▶ **Aim of the task**
Every record below should be repeated word for word, with the pictures left out.

START Supplied records

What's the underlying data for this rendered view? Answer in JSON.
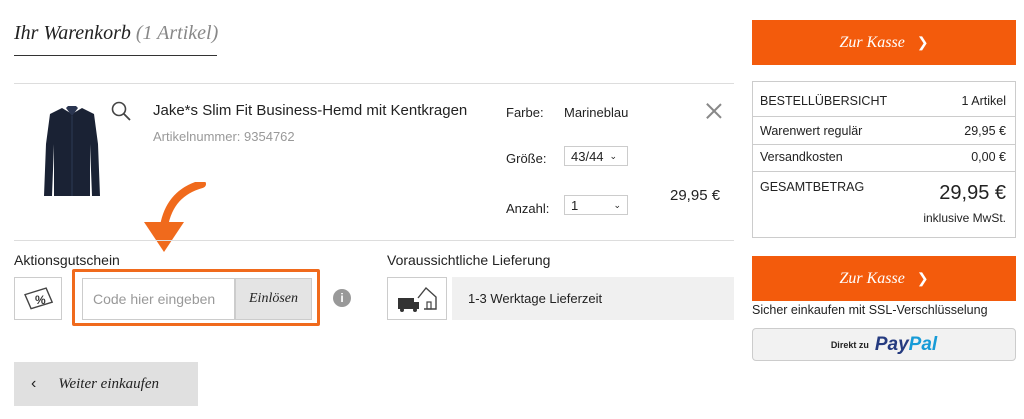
{
  "cart": {
    "title": "Ihr Warenkorb",
    "count": "(1 Artikel)"
  },
  "product": {
    "name": "Jake*s Slim Fit Business-Hemd mit Kentkragen",
    "article_number": "Artikelnummer: 9354762",
    "color_label": "Farbe:",
    "color_value": "Marineblau",
    "size_label": "Größe:",
    "size_value": "43/44",
    "qty_label": "Anzahl:",
    "qty_value": "1",
    "price": "29,95 €"
  },
  "voucher": {
    "heading": "Aktionsgutschein",
    "placeholder": "Code hier eingeben",
    "redeem_label": "Einlösen",
    "info": "i"
  },
  "delivery": {
    "heading": "Voraussichtliche Lieferung",
    "text": "1-3 Werktage Lieferzeit"
  },
  "continue_label": "Weiter einkaufen",
  "checkout_label": "Zur Kasse",
  "summary": {
    "heading": "BESTELLÜBERSICHT",
    "count": "1 Artikel",
    "rows": [
      {
        "label": "Warenwert regulär",
        "value": "29,95 €"
      },
      {
        "label": "Versandkosten",
        "value": "0,00 €"
      }
    ],
    "total_label": "GESAMTBETRAG",
    "total_value": "29,95 €",
    "vat_note": "inklusive MwSt."
  },
  "ssl_text": "Sicher einkaufen mit SSL-Verschlüsselung",
  "paypal": {
    "prefix": "Direkt zu",
    "brand_pay": "Pay",
    "brand_pal": "Pal"
  },
  "colors": {
    "accent": "#f35b0c",
    "paypal_dark": "#253b80",
    "paypal_light": "#179bd7"
  },
  "icons": [
    "zoom-icon",
    "close-icon",
    "voucher-percent-icon",
    "info-icon",
    "delivery-truck-icon",
    "chevron-right-icon",
    "chevron-left-icon",
    "arrow-down-icon"
  ]
}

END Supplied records

▶ **Response to the task**
What's the underlying data for this rendered view? Answer in JSON.
{
  "cart": {
    "title": "Ihr Warenkorb",
    "count": "(1 Artikel)"
  },
  "product": {
    "name": "Jake*s Slim Fit Business-Hemd mit Kentkragen",
    "article_number": "Artikelnummer: 9354762",
    "color_label": "Farbe:",
    "color_value": "Marineblau",
    "size_label": "Größe:",
    "size_value": "43/44",
    "qty_label": "Anzahl:",
    "qty_value": "1",
    "price": "29,95 €"
  },
  "voucher": {
    "heading": "Aktionsgutschein",
    "placeholder": "Code hier eingeben",
    "redeem_label": "Einlösen",
    "info": "i"
  },
  "delivery": {
    "heading": "Voraussichtliche Lieferung",
    "text": "1-3 Werktage Lieferzeit"
  },
  "continue_label": "Weiter einkaufen",
  "checkout_label": "Zur Kasse",
  "summary": {
    "heading": "BESTELLÜBERSICHT",
    "count": "1 Artikel",
    "rows": [
      {
        "label": "Warenwert regulär",
        "value": "29,95 €"
      },
      {
        "label": "Versandkosten",
        "value": "0,00 €"
      }
    ],
    "total_label": "GESAMTBETRAG",
    "total_value": "29,95 €",
    "vat_note": "inklusive MwSt."
  },
  "ssl_text": "Sicher einkaufen mit SSL-Verschlüsselung",
  "paypal": {
    "prefix": "Direkt zu",
    "brand_pay": "Pay",
    "brand_pal": "Pal"
  },
  "colors": {
    "accent": "#f35b0c",
    "paypal_dark": "#253b80",
    "paypal_light": "#179bd7"
  },
  "icons": [
    "zoom-icon",
    "close-icon",
    "voucher-percent-icon",
    "info-icon",
    "delivery-truck-icon",
    "chevron-right-icon",
    "chevron-left-icon",
    "arrow-down-icon"
  ]
}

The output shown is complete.